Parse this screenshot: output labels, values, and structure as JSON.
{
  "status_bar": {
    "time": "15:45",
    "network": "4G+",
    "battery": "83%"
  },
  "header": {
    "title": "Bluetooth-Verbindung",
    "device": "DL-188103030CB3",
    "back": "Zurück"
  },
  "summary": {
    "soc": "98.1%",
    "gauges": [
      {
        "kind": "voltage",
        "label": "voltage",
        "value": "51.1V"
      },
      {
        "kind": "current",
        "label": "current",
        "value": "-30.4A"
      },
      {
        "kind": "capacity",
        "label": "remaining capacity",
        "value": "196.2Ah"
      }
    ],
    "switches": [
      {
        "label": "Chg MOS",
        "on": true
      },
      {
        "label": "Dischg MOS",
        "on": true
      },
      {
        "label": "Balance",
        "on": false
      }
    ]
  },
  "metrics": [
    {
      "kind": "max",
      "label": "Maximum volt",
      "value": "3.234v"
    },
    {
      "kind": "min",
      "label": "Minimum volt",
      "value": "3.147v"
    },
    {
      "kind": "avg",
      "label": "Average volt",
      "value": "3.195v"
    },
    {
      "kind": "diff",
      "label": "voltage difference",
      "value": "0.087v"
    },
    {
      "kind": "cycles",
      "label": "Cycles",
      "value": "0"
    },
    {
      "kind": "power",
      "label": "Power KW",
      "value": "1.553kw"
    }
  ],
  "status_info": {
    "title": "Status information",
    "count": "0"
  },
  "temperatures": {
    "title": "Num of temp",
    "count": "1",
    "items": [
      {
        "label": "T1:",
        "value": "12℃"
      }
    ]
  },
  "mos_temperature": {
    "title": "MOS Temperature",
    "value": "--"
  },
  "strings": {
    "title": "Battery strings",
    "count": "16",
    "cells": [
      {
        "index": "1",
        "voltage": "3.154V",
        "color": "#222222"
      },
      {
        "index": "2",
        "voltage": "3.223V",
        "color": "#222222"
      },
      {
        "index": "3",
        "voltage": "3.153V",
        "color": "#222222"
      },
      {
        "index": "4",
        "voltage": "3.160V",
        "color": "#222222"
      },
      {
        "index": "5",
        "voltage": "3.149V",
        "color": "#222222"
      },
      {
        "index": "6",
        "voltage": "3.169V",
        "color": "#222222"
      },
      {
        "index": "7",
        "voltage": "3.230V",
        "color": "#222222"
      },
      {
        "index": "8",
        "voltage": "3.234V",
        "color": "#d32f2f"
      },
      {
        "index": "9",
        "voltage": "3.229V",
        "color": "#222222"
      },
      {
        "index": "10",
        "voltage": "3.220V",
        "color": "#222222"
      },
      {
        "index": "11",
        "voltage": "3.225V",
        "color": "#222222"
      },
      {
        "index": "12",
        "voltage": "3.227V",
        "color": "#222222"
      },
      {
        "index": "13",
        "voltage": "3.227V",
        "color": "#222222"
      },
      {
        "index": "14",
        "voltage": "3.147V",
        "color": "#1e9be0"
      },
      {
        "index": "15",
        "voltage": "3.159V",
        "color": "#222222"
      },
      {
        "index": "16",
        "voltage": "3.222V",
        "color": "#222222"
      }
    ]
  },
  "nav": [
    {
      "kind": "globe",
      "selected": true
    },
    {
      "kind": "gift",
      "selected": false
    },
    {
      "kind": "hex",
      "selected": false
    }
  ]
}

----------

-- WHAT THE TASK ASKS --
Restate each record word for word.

-- EXERCISE RESULT --
Parse this screenshot: output labels, values, and structure as JSON.
{
  "status_bar": {
    "time": "15:45",
    "network": "4G+",
    "battery": "83%"
  },
  "header": {
    "title": "Bluetooth-Verbindung",
    "device": "DL-188103030CB3",
    "back": "Zurück"
  },
  "summary": {
    "soc": "98.1%",
    "gauges": [
      {
        "kind": "voltage",
        "label": "voltage",
        "value": "51.1V"
      },
      {
        "kind": "current",
        "label": "current",
        "value": "-30.4A"
      },
      {
        "kind": "capacity",
        "label": "remaining capacity",
        "value": "196.2Ah"
      }
    ],
    "switches": [
      {
        "label": "Chg MOS",
        "on": true
      },
      {
        "label": "Dischg MOS",
        "on": true
      },
      {
        "label": "Balance",
        "on": false
      }
    ]
  },
  "metrics": [
    {
      "kind": "max",
      "label": "Maximum volt",
      "value": "3.234v"
    },
    {
      "kind": "min",
      "label": "Minimum volt",
      "value": "3.147v"
    },
    {
      "kind": "avg",
      "label": "Average volt",
      "value": "3.195v"
    },
    {
      "kind": "diff",
      "label": "voltage difference",
      "value": "0.087v"
    },
    {
      "kind": "cycles",
      "label": "Cycles",
      "value": "0"
    },
    {
      "kind": "power",
      "label": "Power KW",
      "value": "1.553kw"
    }
  ],
  "status_info": {
    "title": "Status information",
    "count": "0"
  },
  "temperatures": {
    "title": "Num of temp",
    "count": "1",
    "items": [
      {
        "label": "T1:",
        "value": "12℃"
      }
    ]
  },
  "mos_temperature": {
    "title": "MOS Temperature",
    "value": "--"
  },
  "strings": {
    "title": "Battery strings",
    "count": "16",
    "cells": [
      {
        "index": "1",
        "voltage": "3.154V",
        "color": "#222222"
      },
      {
        "index": "2",
        "voltage": "3.223V",
        "color": "#222222"
      },
      {
        "index": "3",
        "voltage": "3.153V",
        "color": "#222222"
      },
      {
        "index": "4",
        "voltage": "3.160V",
        "color": "#222222"
      },
      {
        "index": "5",
        "voltage": "3.149V",
        "color": "#222222"
      },
      {
        "index": "6",
        "voltage": "3.169V",
        "color": "#222222"
      },
      {
        "index": "7",
        "voltage": "3.230V",
        "color": "#222222"
      },
      {
        "index": "8",
        "voltage": "3.234V",
        "color": "#d32f2f"
      },
      {
        "index": "9",
        "voltage": "3.229V",
        "color": "#222222"
      },
      {
        "index": "10",
        "voltage": "3.220V",
        "color": "#222222"
      },
      {
        "index": "11",
        "voltage": "3.225V",
        "color": "#222222"
      },
      {
        "index": "12",
        "voltage": "3.227V",
        "color": "#222222"
      },
      {
        "index": "13",
        "voltage": "3.227V",
        "color": "#222222"
      },
      {
        "index": "14",
        "voltage": "3.147V",
        "color": "#1e9be0"
      },
      {
        "index": "15",
        "voltage": "3.159V",
        "color": "#222222"
      },
      {
        "index": "16",
        "voltage": "3.222V",
        "color": "#222222"
      }
    ]
  },
  "nav": [
    {
      "kind": "globe",
      "selected": true
    },
    {
      "kind": "gift",
      "selected": false
    },
    {
      "kind": "hex",
      "selected": false
    }
  ]
}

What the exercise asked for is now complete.